(Beginning of The data)

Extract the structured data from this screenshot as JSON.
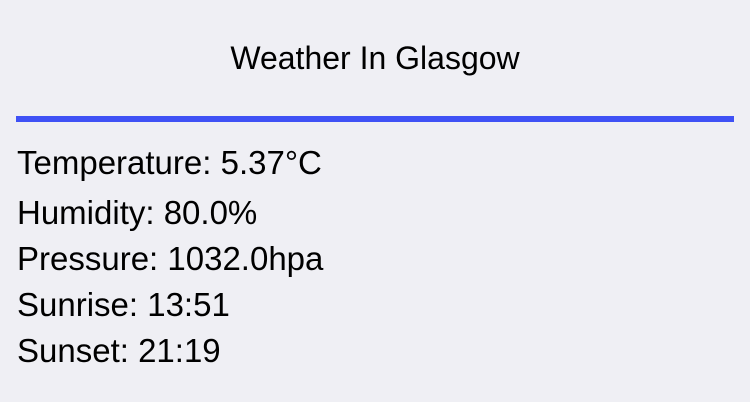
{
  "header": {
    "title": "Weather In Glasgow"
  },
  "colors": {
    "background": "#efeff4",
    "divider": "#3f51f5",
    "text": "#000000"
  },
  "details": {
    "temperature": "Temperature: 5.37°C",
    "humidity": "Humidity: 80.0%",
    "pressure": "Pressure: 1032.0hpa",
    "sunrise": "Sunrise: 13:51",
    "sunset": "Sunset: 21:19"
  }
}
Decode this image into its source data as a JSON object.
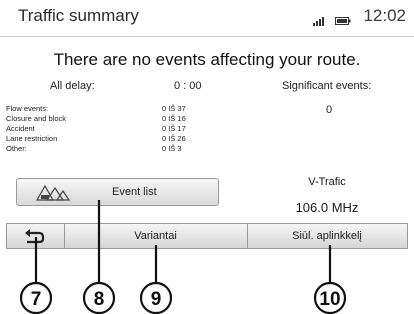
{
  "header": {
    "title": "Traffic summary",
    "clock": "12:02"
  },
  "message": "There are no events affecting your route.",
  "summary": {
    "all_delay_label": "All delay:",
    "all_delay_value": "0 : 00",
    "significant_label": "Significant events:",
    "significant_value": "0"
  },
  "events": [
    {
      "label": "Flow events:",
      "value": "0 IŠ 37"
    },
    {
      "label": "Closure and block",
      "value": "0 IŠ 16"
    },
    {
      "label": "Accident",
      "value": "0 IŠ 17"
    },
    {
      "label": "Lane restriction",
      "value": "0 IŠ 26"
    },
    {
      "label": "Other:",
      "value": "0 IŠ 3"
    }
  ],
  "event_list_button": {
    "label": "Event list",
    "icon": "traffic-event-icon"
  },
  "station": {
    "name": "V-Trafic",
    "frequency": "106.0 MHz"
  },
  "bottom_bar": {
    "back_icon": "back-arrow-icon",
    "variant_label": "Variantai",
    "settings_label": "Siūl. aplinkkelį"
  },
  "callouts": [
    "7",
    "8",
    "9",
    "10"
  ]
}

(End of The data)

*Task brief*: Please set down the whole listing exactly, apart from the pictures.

*Reply to the exercise*:
Extract the structured data from this screenshot as JSON.
{
  "header": {
    "title": "Weather In Glasgow"
  },
  "colors": {
    "background": "#efeff4",
    "divider": "#3f51f5",
    "text": "#000000"
  },
  "details": {
    "temperature": "Temperature: 5.37°C",
    "humidity": "Humidity: 80.0%",
    "pressure": "Pressure: 1032.0hpa",
    "sunrise": "Sunrise: 13:51",
    "sunset": "Sunset: 21:19"
  }
}
Decode this image into its source data as a JSON object.
{
  "header": {
    "title": "Traffic summary",
    "clock": "12:02"
  },
  "message": "There are no events affecting your route.",
  "summary": {
    "all_delay_label": "All delay:",
    "all_delay_value": "0 : 00",
    "significant_label": "Significant events:",
    "significant_value": "0"
  },
  "events": [
    {
      "label": "Flow events:",
      "value": "0 IŠ 37"
    },
    {
      "label": "Closure and block",
      "value": "0 IŠ 16"
    },
    {
      "label": "Accident",
      "value": "0 IŠ 17"
    },
    {
      "label": "Lane restriction",
      "value": "0 IŠ 26"
    },
    {
      "label": "Other:",
      "value": "0 IŠ 3"
    }
  ],
  "event_list_button": {
    "label": "Event list",
    "icon": "traffic-event-icon"
  },
  "station": {
    "name": "V-Trafic",
    "frequency": "106.0 MHz"
  },
  "bottom_bar": {
    "back_icon": "back-arrow-icon",
    "variant_label": "Variantai",
    "settings_label": "Siūl. aplinkkelį"
  },
  "callouts": [
    "7",
    "8",
    "9",
    "10"
  ]
}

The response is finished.